Jennifer Stevens-Ballenger is a Lecturer in Music Education within the Melbourne Graduate School of Education. She currently lectures in both primary and early childhood preservice music education and has a particular penchant for working musically with generalist teachers, parents and carers.
Jennifer has worked extensively as a specialist music teacher within a variety of early learning environments, including schools, preschools, childcare centres, community centres and parent groups. Her research interests include infant, early childhood and primary music education, musical parenting, child-centred pedagogies, learning in and through the arts and preservice teacher education.

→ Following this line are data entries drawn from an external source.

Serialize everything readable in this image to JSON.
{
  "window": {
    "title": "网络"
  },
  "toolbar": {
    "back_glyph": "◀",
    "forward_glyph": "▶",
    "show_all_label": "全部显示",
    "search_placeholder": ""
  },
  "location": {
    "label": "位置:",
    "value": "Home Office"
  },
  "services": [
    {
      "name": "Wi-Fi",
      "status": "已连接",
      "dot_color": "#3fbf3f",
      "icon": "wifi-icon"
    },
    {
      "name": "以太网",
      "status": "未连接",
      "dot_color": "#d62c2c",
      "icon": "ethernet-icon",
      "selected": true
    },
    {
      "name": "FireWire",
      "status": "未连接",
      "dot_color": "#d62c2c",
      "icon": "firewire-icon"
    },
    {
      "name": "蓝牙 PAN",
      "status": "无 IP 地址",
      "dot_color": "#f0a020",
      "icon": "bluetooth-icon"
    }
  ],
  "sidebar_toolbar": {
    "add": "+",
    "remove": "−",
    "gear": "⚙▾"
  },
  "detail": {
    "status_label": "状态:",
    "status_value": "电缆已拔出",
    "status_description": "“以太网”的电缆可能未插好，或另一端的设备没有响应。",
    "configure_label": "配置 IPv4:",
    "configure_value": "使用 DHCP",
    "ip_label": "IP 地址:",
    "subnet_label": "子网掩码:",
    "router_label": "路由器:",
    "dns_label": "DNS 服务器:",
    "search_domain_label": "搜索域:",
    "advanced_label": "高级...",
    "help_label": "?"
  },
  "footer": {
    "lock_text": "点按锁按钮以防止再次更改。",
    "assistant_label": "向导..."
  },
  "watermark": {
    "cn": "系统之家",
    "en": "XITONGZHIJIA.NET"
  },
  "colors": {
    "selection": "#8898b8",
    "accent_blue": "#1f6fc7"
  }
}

Mr Andrew Swainston
Andrew Swainston is a music education lecturer at the University of Melbourne and teacher at Albert Park College. He is currently undertaking a PhD studying the experiences of music teachers in their first two years of teaching. In 2000 he completed a Masters degree (Music Education) at the Institute of Education, University of London.
Andrew worked as a music teacher for twenty years in Australia and the United Kingdom. He was Head of Music for five years at Lilian Baylis School in North Lambeth, London. In recent years Andrew was Music Director and Arts Coordinator at Williamstown High School Middle Years campus. He is a regular columnist for the national music education publication Music in Action.
Dr Marnee Watkins
Marnee Watkins is a lecturer in visual arts education in the Graduate School of Education at the University of Melbourne, teaching in undergraduate and postgraduate programs. She recently completed her Doctorate of Education investigating 'art rich' picture books and their affordances for thinking and inquiry in the primary classroom.
Her current research and practice reflects her ongoing professional interest in graduate primary teachers' needs for post-tertiary support, specifically related to implementing the visual arts in their interdisciplinary generalist teaching. Marnee's professional experience extends over thirty years working in Victoria and the Northern Territory as a teacher, lecturer and project officer on curriculum development.
Associate Professor Kate Donelan
Kate Donelan is one of Australia's leading drama educators. She was the former Head of Drama and is now Principal Fellow in the Graduate School of Education at the University of Melbourne. She has played an active role in arts curriculum and policy development in Australia and has held leadership positions in peak drama organisations. She was President of the National Association of Drama in Education and the Vice-President of IDEA (the International Drama/Theatre and Education Association).
She was the recipient of the inaugural Drama Australia President's award for outstanding contribution to Australian drama education. Her research and practice reflect a longstanding commitment to social justice and the development of intercultural understanding in Australian schools and classrooms.
Dr John O'Toole
John O'Toole was Foundation Chair of Arts Education from 2005-2010 and earlier, Professor of Drama at Griffith University. He has taught drama and applied theatre to all ages from early childhood to adult seniors and on all continents. He was co-founder of the Queensland, National and International Drama Education Associations.
He has written and co-written numerous books, including research:Theatre in Education – the first book on the subject - (Hodder 1977), The Process of Drama (Routledge 1992), Drama and Curriculum (Springer 2007) and Educational Research (OUP 2010); and standard textbooks like Dramawise (Heinemann 1987) and Pretending to Learn (Pearson 2002). He is currently the Arts Lead Writer in the Australian (National) Curriculum and is a practising playwright and director.
Administration Officer, Curriculum and Teaching